DATA FOR THIS TASK:
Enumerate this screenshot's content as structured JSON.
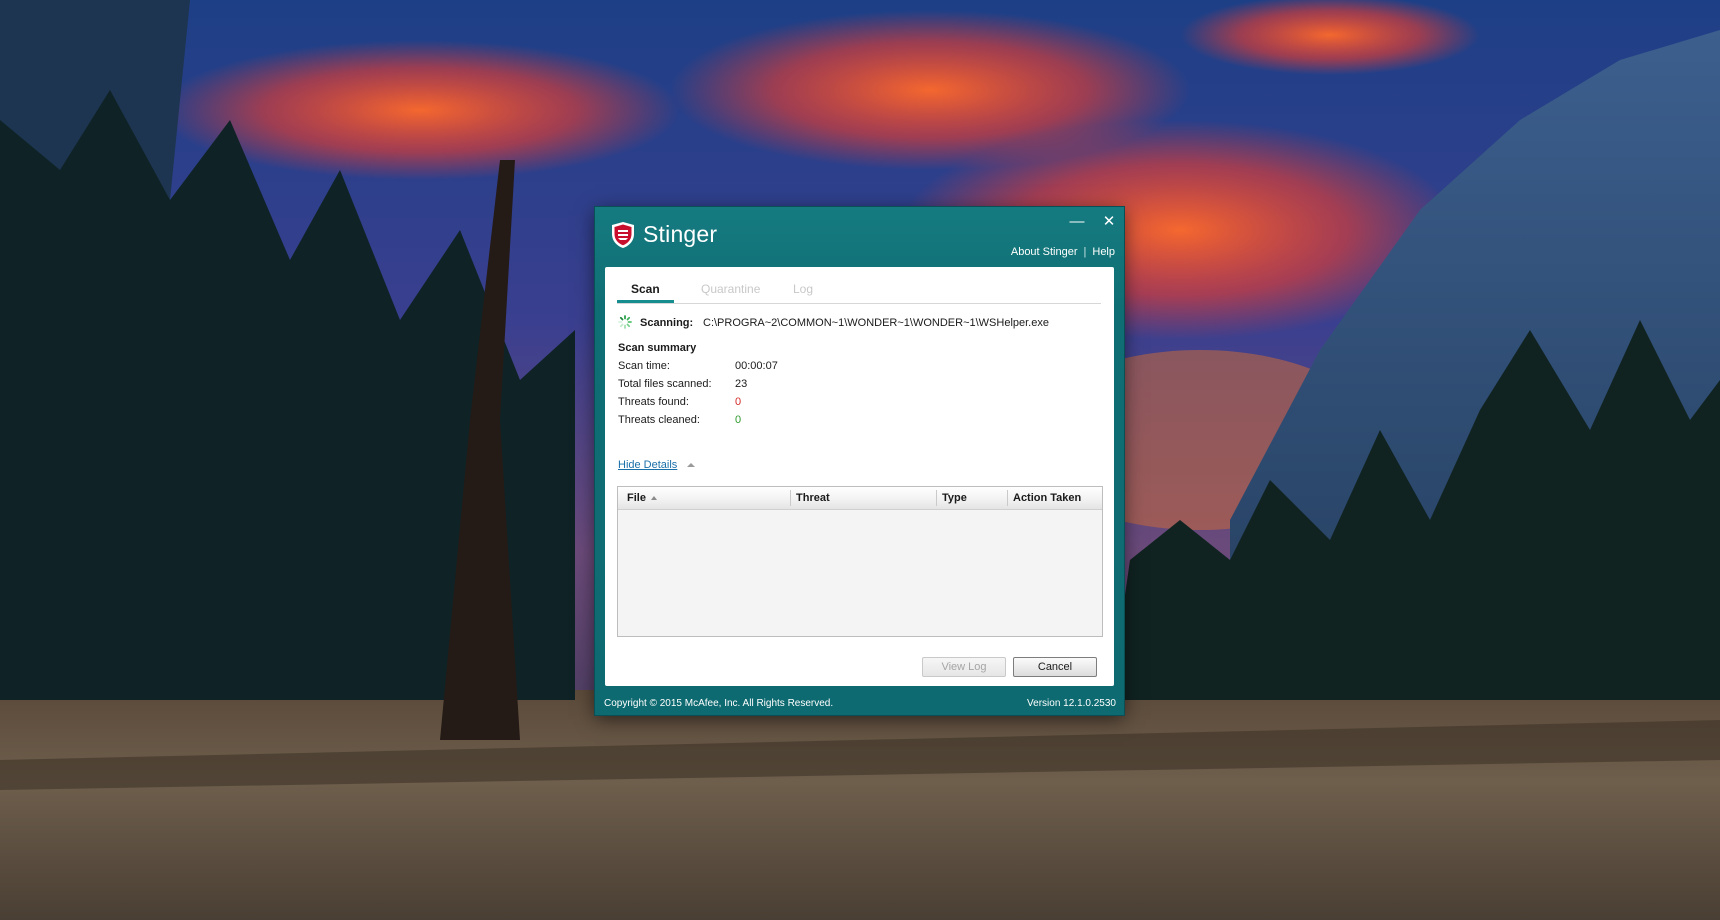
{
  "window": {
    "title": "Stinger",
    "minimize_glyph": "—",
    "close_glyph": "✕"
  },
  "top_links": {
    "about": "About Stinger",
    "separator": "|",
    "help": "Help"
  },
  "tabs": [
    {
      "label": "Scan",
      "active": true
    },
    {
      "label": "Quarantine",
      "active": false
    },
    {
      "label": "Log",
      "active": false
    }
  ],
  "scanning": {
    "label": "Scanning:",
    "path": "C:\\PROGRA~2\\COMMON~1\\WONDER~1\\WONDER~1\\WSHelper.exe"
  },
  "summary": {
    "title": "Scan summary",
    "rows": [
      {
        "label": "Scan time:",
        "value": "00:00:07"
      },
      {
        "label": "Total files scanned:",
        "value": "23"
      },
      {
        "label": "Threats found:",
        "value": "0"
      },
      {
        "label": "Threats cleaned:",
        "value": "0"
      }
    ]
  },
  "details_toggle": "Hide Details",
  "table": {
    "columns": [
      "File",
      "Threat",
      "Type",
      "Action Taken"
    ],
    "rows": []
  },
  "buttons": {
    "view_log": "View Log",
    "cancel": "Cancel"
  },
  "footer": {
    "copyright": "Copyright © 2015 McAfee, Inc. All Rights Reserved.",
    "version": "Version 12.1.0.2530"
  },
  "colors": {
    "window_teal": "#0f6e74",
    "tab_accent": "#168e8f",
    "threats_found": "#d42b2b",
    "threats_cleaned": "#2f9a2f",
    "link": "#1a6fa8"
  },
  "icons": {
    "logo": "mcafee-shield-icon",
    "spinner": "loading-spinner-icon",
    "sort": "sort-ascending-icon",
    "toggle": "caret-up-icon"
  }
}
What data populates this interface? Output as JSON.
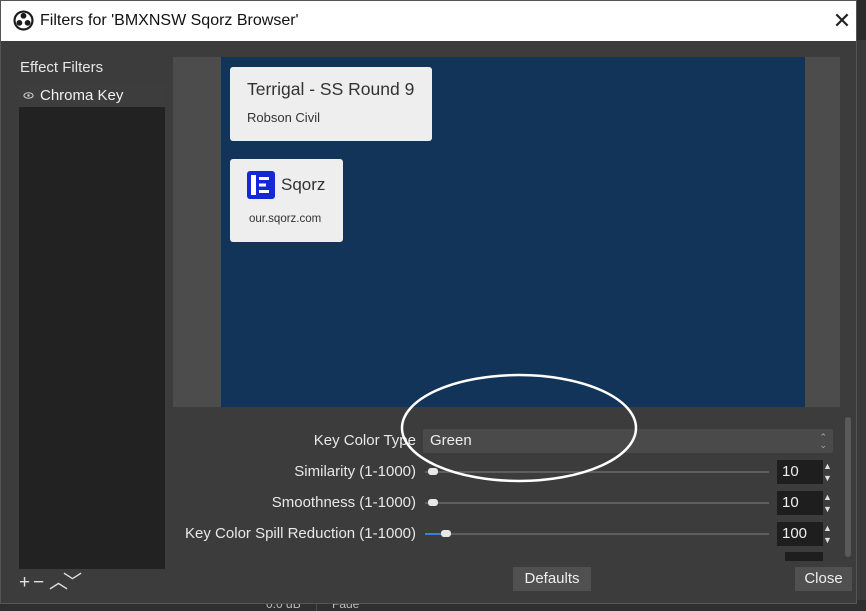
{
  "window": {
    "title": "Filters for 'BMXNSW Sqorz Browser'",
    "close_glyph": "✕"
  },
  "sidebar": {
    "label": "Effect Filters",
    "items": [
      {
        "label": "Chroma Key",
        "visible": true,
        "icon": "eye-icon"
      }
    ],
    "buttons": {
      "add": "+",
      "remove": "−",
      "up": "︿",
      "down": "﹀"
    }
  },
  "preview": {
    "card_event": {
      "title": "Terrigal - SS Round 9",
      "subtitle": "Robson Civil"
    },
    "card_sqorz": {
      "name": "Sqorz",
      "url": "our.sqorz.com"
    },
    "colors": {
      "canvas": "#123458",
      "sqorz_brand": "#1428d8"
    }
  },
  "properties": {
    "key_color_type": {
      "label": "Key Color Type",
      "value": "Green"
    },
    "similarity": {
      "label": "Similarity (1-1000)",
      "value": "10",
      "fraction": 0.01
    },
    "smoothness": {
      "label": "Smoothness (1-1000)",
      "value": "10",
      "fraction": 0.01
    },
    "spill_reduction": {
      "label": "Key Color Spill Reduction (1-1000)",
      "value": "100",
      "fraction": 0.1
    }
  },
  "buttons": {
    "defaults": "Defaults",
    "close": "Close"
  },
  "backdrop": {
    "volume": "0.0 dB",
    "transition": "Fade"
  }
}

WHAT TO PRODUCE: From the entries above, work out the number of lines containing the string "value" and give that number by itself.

FINISHED EXERCISE: 8